What’s Hot (And Not) In Early Stage Tech by Jeff Desjardins, Visual Capitalist
Using big data to discover what aspiring entrepreneurs are thinking
The Chart of the Week is a weekly Visual Capitalist feature on Fridays.
There are many ways to get a pulse on the startup scene to see what is trending. For example, one could look at the sub-sectors getting the most money from venture capitalists. The more deals and money hitting a sub-sector, the more it could be on its way up the ladder.
For much of the past decade, Crispin Odey has been waiting for inflation to rear its ugly head. The fund manager has been positioned to take advantage of rising prices in his flagship hedge fund, the Odey European Fund, and has been trying to warn his investors about the risks of inflation through his annual Read More
However, perhaps there is another angle that can tell us something, even if it’s simply confirming an already-held suspicion about trends in early stage tech. What are the entrepreneurs in the trenches doing? What are they focusing on, and how is that a change from previous time periods?
Big Data from Y Combinator
Y Combinator, arguably the most prominent startup accelerator on the planet, has indulged us on this hunch. Using the thousands of applications they get each year from aspiring entrepreneurs, they’ve had the foresight to methodically break them down by keyword to potentially show us trends within the pitches by startup founders.
For a wonderful post that breaks this all down, go to the company’s The Macro blog, which discusses many of these trends over the course of years in great detail.
That said, we decided to piggyback onto this interesting data set with a slightly different approach.
Method to the Madness
While the results of the keyword analysis of Y Combinator applications included many meaningful keywords, it also was cluttered with less meaningful pieces of noise. As an example, between 2015 and 2016 applications, there was a 204% increase in the use of the word “firms”. This doesn’t seem to tell us anything significant about the startup world, especially since it only went from 0.3% to 0.8% in actual usage within the scope of all applications.

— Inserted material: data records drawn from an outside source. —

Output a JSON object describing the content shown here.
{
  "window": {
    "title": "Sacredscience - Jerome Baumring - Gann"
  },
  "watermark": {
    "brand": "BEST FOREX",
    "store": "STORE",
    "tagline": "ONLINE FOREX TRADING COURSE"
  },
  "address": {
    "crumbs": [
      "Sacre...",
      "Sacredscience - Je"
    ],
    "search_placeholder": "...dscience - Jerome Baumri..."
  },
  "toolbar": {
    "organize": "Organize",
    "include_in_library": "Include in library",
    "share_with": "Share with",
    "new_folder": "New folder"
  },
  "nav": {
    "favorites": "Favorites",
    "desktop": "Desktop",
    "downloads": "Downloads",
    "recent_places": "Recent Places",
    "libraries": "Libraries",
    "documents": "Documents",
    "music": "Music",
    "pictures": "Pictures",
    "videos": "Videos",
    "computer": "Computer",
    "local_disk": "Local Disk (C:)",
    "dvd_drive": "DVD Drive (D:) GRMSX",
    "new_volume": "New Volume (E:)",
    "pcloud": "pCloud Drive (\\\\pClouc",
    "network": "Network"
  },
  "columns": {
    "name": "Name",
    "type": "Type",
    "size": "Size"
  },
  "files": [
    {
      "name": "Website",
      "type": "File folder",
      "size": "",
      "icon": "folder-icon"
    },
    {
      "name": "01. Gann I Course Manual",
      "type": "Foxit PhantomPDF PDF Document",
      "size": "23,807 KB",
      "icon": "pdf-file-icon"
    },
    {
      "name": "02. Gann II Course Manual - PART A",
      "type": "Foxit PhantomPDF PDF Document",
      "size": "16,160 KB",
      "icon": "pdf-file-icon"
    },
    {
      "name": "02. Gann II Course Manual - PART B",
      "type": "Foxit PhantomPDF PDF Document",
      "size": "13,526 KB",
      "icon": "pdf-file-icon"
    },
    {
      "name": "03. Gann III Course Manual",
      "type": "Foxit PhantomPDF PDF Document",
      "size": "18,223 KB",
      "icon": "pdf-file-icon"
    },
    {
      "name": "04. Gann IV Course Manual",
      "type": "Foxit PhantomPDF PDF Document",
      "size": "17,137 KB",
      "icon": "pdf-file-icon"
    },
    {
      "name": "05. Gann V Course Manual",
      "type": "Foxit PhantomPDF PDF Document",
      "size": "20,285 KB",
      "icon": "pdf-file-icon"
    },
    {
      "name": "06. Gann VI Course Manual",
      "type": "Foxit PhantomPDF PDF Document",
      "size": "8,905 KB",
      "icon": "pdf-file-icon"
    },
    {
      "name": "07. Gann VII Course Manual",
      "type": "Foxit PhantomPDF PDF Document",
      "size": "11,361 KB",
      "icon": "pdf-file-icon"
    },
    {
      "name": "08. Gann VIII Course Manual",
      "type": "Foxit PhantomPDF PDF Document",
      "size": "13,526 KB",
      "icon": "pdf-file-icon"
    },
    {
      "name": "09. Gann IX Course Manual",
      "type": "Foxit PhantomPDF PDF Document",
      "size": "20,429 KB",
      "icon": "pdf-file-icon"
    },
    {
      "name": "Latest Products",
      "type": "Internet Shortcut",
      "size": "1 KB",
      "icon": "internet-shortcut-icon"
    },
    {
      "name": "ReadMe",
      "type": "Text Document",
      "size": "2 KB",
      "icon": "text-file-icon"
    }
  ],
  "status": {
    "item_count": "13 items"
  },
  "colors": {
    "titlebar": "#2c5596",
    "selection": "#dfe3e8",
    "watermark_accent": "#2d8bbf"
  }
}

To combat noise, we took the more subjective approach by identifying keywords that were more concretely associated with sub-sectors or trends. The mention of the term “IoT” in an application, for example, is more telling and suggests that an entrepreneur is pitching a startup idea related to the Internet of Things to the accelerator. More mentions of “IoT” in pitches means that ideas on the “IoT” are top of mind for aspiring entrepreneurs.
What’s Hot (And Not) In Early Stage Tech
What’s Hot in Early Stage Tech?
Using the above subjective methodology, here are the increases and decreases over the last year that stood out the most to us:
The word “Slack” was used 850% more often in 2016 applications, clearly related to the popular workplace collaboration tool of the same name. Slack’s explosive growth has rippled through to the startup world, likely inspiring an army of potential competitors and collaborators in the wake of their success.
Other emerging trends that picked up steam in recent applications: virtual reality (“VR”), artificial intelligence (“AI”), internet of things (“IoT”), and “drones”. The 119% increase in the usage of the word “bills” also points to the recent attention on the fintech space.
The mention of “SaaS” (Software as a Service) also increased 52%, as it has become a preferred business model by venture capitalists.
The largest decrease of all terms used was that of “Bitcoin”, which dropped 62% from one year to the next. The cryptocurrency has been a popular developer target for years, but the rush to take it mainstream may now be losing steam. The world’s top performing currency in 2015 has been called dead many times before, so it is certainly no stranger to adversity.
The word “nonprofit” was also used 29% less, which may point to the recent pressure for startups to offer a more foreseeable potential return on investment for investors. The ecosystem isn’t as frothy as it once was, and nonprofit ideas may have taken a temporary tumble as a result.
“Crowdfunding” has also dropped more off the radar, receiving 25% less mentions.